That many states have failed to regulate rate fixing, at least with reference to aircraft hull and casualty insurance, is clear from the papers before me.
Thus, in the memorandum of AIRB, at page 28, it is stated:
'The Bureau is also licensed in, and regulated by four other states -- California, Montana, New Jersey and North Carolina. It is not licensed in the other States of the Union as these other states exempt aviation insurance from their rate regulatory statutes.'
In AAU's appendix it is stated, at page 1a:
'A. Regulation of Rate Making -- * * * Every State without exception has enacted extensive laws governing the entire rating function. The so-called All Industry Bill which appears at the commencement of Part 2 of this Appendix is directly applicable to Associated's rates on risks located throughout the United States, with the exception of aircraft hull and liability rates which are promulgated by the Aviation Insurance Rating Bureau.'
Nowhere at all is the statement in the Government's memorandum, at page 12,-'However, forty-five of the states expressly exempted aviation insurance from rate regulation.', categorically denied by either of the movants.

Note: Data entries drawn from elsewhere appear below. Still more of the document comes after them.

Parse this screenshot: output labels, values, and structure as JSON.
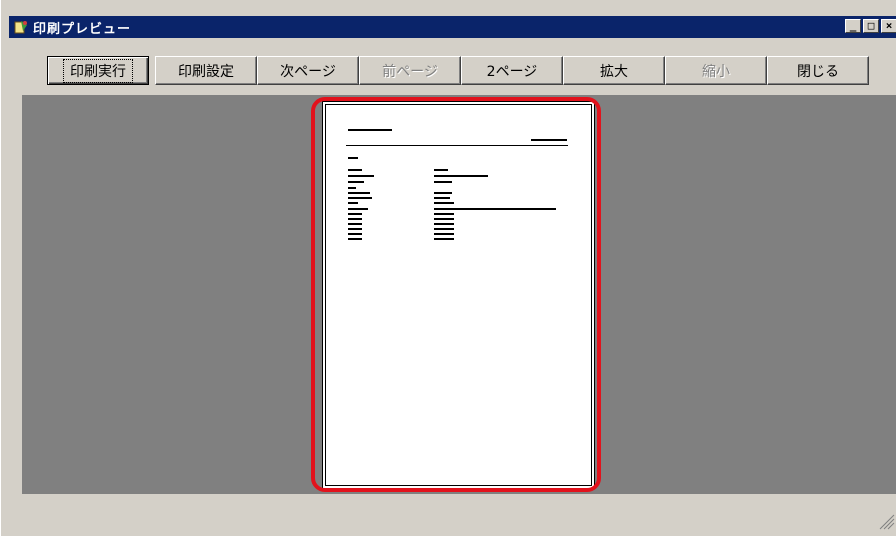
{
  "window": {
    "title": "印刷プレビュー",
    "minimize_glyph": "_",
    "maximize_glyph": "□",
    "close_glyph": "×"
  },
  "toolbar": {
    "buttons": [
      {
        "label": "印刷実行",
        "enabled": true,
        "default": true
      },
      {
        "label": "印刷設定",
        "enabled": true
      },
      {
        "label": "次ページ",
        "enabled": true
      },
      {
        "label": "前ページ",
        "enabled": false
      },
      {
        "label": "2ページ",
        "enabled": true
      },
      {
        "label": "拡大",
        "enabled": true
      },
      {
        "label": "縮小",
        "enabled": false
      },
      {
        "label": "閉じる",
        "enabled": true
      }
    ]
  },
  "colors": {
    "titlebar": "#0a246a",
    "preview_background": "#808080",
    "highlight": "#e2121c"
  }
}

Prior to the decision of the Supreme Court in Federal Trade Commission v. Travelers, the existence of the foregoing factor would not be sufficient to dispose of the present motions. This is so because, as cogently argued by movants, regulation by the domiciliary state of the movants' rate fixing activity which regulation, it is argued, has extra-territorial effect, might well be sufficient to bring into play the exemption of the McCarran-Ferguson Act. The Court of Appeals for the Eighth Circuit

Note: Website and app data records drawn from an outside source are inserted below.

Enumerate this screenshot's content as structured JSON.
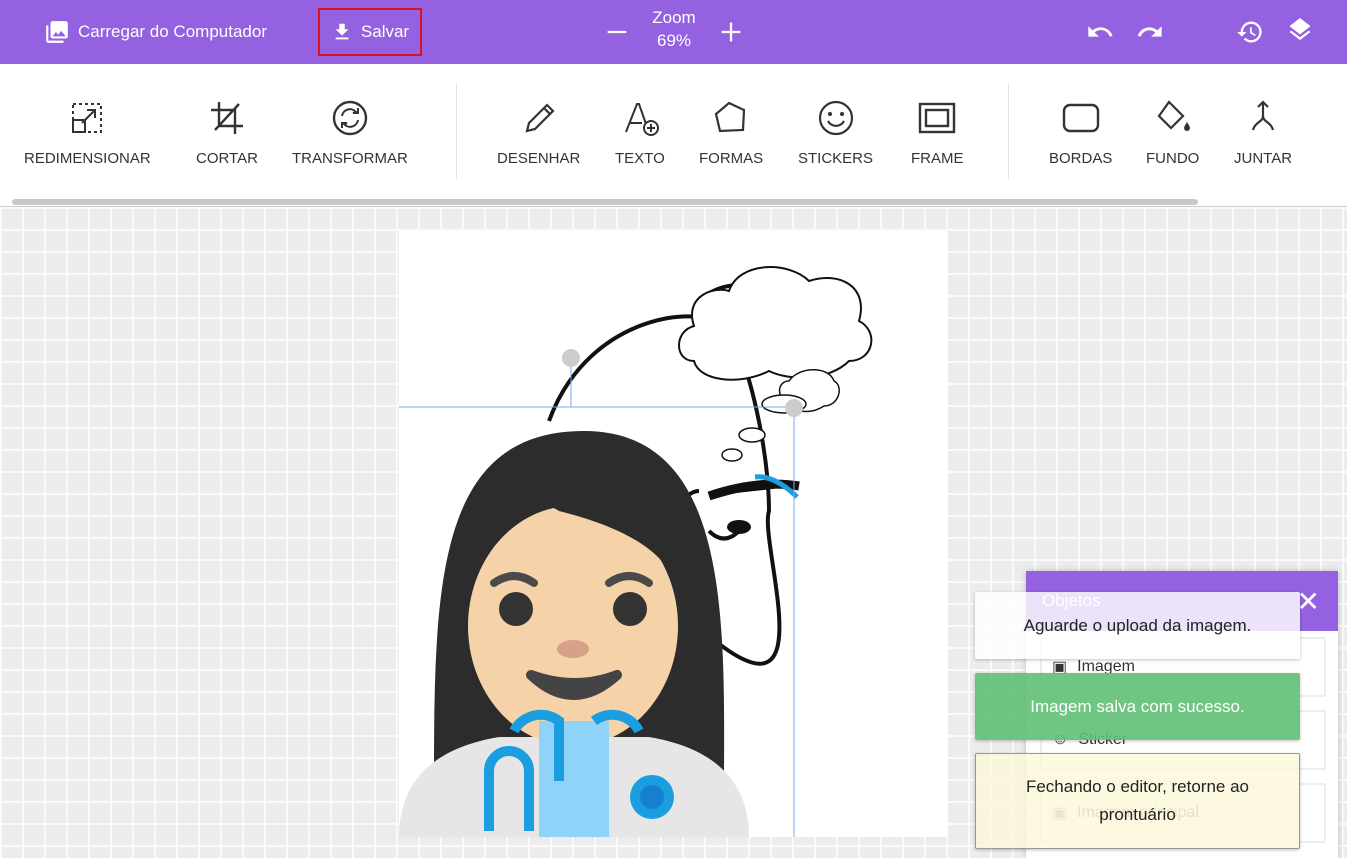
{
  "topbar": {
    "upload_label": "Carregar do Computador",
    "save_label": "Salvar",
    "zoom_label": "Zoom",
    "zoom_value": "69%"
  },
  "tools": [
    {
      "label": "REDIMENSIONAR"
    },
    {
      "label": "CORTAR"
    },
    {
      "label": "TRANSFORMAR"
    },
    {
      "label": "DESENHAR"
    },
    {
      "label": "TEXTO"
    },
    {
      "label": "FORMAS"
    },
    {
      "label": "STICKERS"
    },
    {
      "label": "FRAME"
    },
    {
      "label": "BORDAS"
    },
    {
      "label": "FUNDO"
    },
    {
      "label": "JUNTAR"
    }
  ],
  "objects_panel": {
    "title": "Objetos",
    "items": [
      {
        "label": "Imagem"
      },
      {
        "label": "Sticker"
      },
      {
        "label": "Imagem principal"
      }
    ]
  },
  "toasts": [
    {
      "text": "Aguarde o upload da imagem.",
      "color": "#ffffff"
    },
    {
      "text": "Imagem salva com sucesso.",
      "color": "#62bf76"
    },
    {
      "text": "Fechando o editor, retorne ao prontuário",
      "color": "#fcf7da"
    }
  ],
  "colors": {
    "brand": "#9461e0",
    "highlight": "#e0101a"
  }
}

had held such domiciliary state regulation of deceptive advertising of insurance to preclude the exercise of jurisdiction by the Federal Trade Commission. However, the Supreme Court reversed and remanded the case
on the ground that the type of state regulation which will satisfy the mandate of McCarran-Ferguson is '* * * regulation by the State in which the (unlawful activity) is practiced and has its impact' at (Emphasis supplied) page 721 of 80 S. Ct. and not regulation of a domiciliary state which purports to have extra-territorial effect.

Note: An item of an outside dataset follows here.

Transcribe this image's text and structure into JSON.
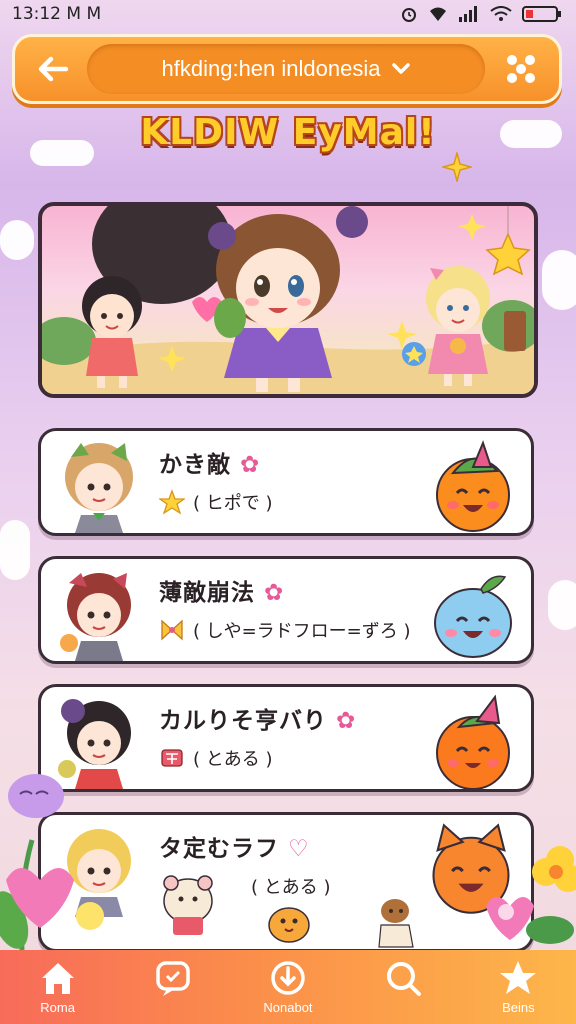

Federal Trade Commission v. Travelers Health Association is directly in point in this case. Despite the fact that most of the contracts entered into by AAU on behalf of its constituents are made in New York, and despite the fact that the rate fixing of AIRB is regulated by New York (which I assume arguendo), if unlawful activities are conducted with reference to rate fixing they will be 'practiced and (have their) impact' in all states. New York's assumed complete regulation will not be effective, therefore, to oust the Antitrust Division of its jurisdiction to investigate possible violations of the Sherman and Clayton Acts.
As stated before, the only question actually presented to the court for decision is whether the federal antitrust laws are completely inapplicable to the aviation insurance industry at least insofar as the present movants are concerned. While I have determined this issue in the negative, I feel constrained, lest my opinion be interpreted more broadly than its intendment, to point out some limitations on the ruling. I have not attempted to determine the extent that the New York statutes regulate the insurance industry. I have not ruled that only rate fixing activities can be investigated. I have not ruled on the propriety of the subpoenas except to rule that they are not completely ineffectual.
The denial of the motions to quash is, therefore, without prejudice to any motions movants may feel desirable addressed to the scope of the subpoenas.
The motions are denied.
It is so ordered.